Assuming you clear the initial hurdle of not mangling the music itself -- and Avi and producer Kevin Salem (yay Little Monster Records!) do clear that with plenty of room to spare -- the question becomes what songs do you choose to cover, and do you bring your own style to the song.  On  the latter point, she mostly succeeds -- could you ever hear Bobby McFerrin's "Don't Worry, Be Happy" without McFerrin's mouth-music?  Apparently, yes, you could -- it's an excellent start to the album.  Her take on "Rainbow Connection" is more restrained than Kermit's original version.

As for her song selection, some choices are inspired -- the Velvet Underground's "Who Loves the Sun" and Joni Mitchell's "The Circle Game" -- but compared to some other lullaby cover albums, the overall selection is more staid.  And while the "Nightlight Medley" is an interesting mix of American and Malaysian lullabies, as an actual lullaby, it doesn't work as well as an actual lullaby.  (The album as a whole might be a touch too active for lullaby-ing.)
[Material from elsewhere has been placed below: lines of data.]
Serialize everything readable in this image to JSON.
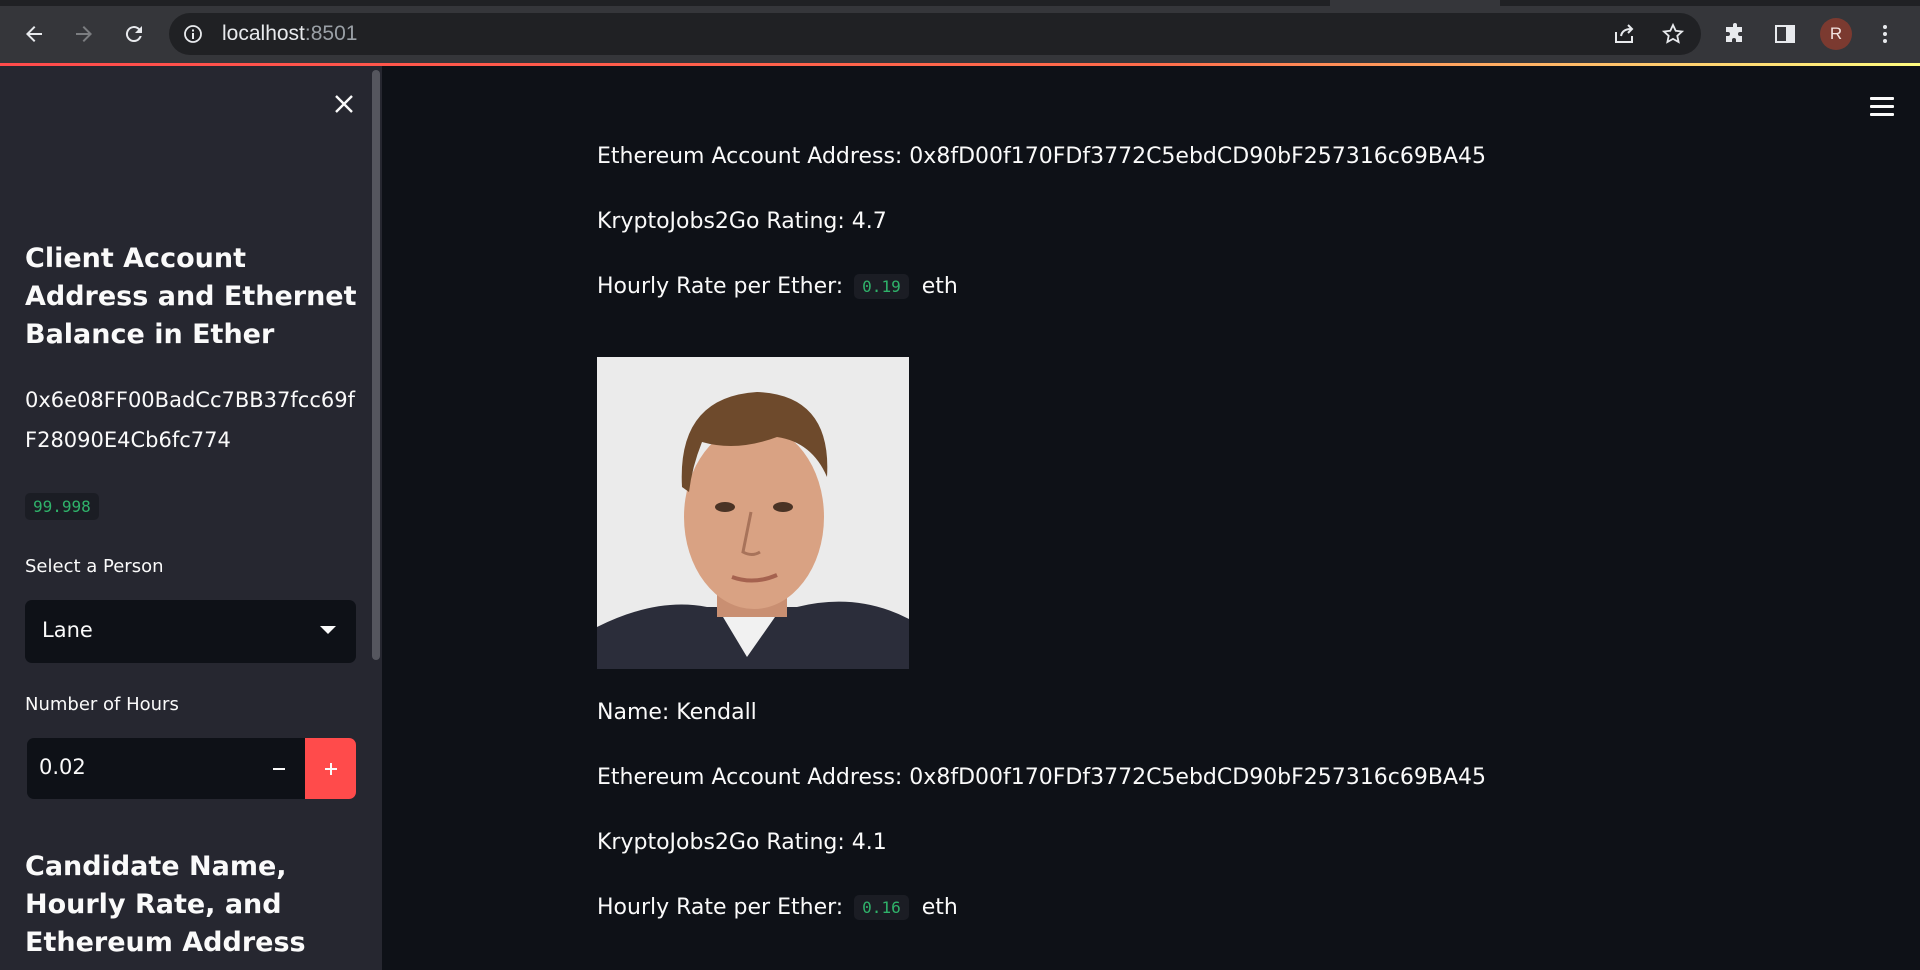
{
  "browser": {
    "url_host": "localhost",
    "url_port": ":8501",
    "profile_initial": "R"
  },
  "sidebar": {
    "heading_balance": "Client Account Address and Ethernet Balance in Ether",
    "client_address": "0x6e08FF00BadCc7BB37fcc69fF28090E4Cb6fc774",
    "balance": "99.998",
    "select_label": "Select a Person",
    "selected_person": "Lane",
    "hours_label": "Number of Hours",
    "hours_value": "0.02",
    "heading_candidate": "Candidate Name, Hourly Rate, and Ethereum Address"
  },
  "main": {
    "candidate_1": {
      "address_line": "Ethereum Account Address: 0x8fD00f170FDf3772C5ebdCD90bF257316c69BA45",
      "rating_line": "KryptoJobs2Go Rating: 4.7",
      "rate_label": "Hourly Rate per Ether:",
      "rate_value": "0.19",
      "rate_unit": "eth"
    },
    "candidate_2": {
      "name_line": "Name: Kendall",
      "address_line": "Ethereum Account Address: 0x8fD00f170FDf3772C5ebdCD90bF257316c69BA45",
      "rating_line": "KryptoJobs2Go Rating: 4.1",
      "rate_label": "Hourly Rate per Ether:",
      "rate_value": "0.16",
      "rate_unit": "eth"
    }
  },
  "colors": {
    "background": "#0e1117",
    "sidebar": "#262730",
    "accent": "#ff4b4b",
    "code_text": "#2fb26a"
  }
}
As with all lullaby albums, the 31-minute album is targeted at 0 to 4-year-olds and the parents who are desperate for them for fall asleep.  You can hear several songs at Avi's website.  As a lullaby album which for the most part stays solidly in the latter half of the 20th century, Zee Avi's Nightlight will certainly appeal to many modern parents.  While the album isn't the first I'd recommend for families looking to start a lullaby collection, I'd definitely place it ahead of lot of other such albums.  Recommended.

Note: I was provided a copy of the album for possible review.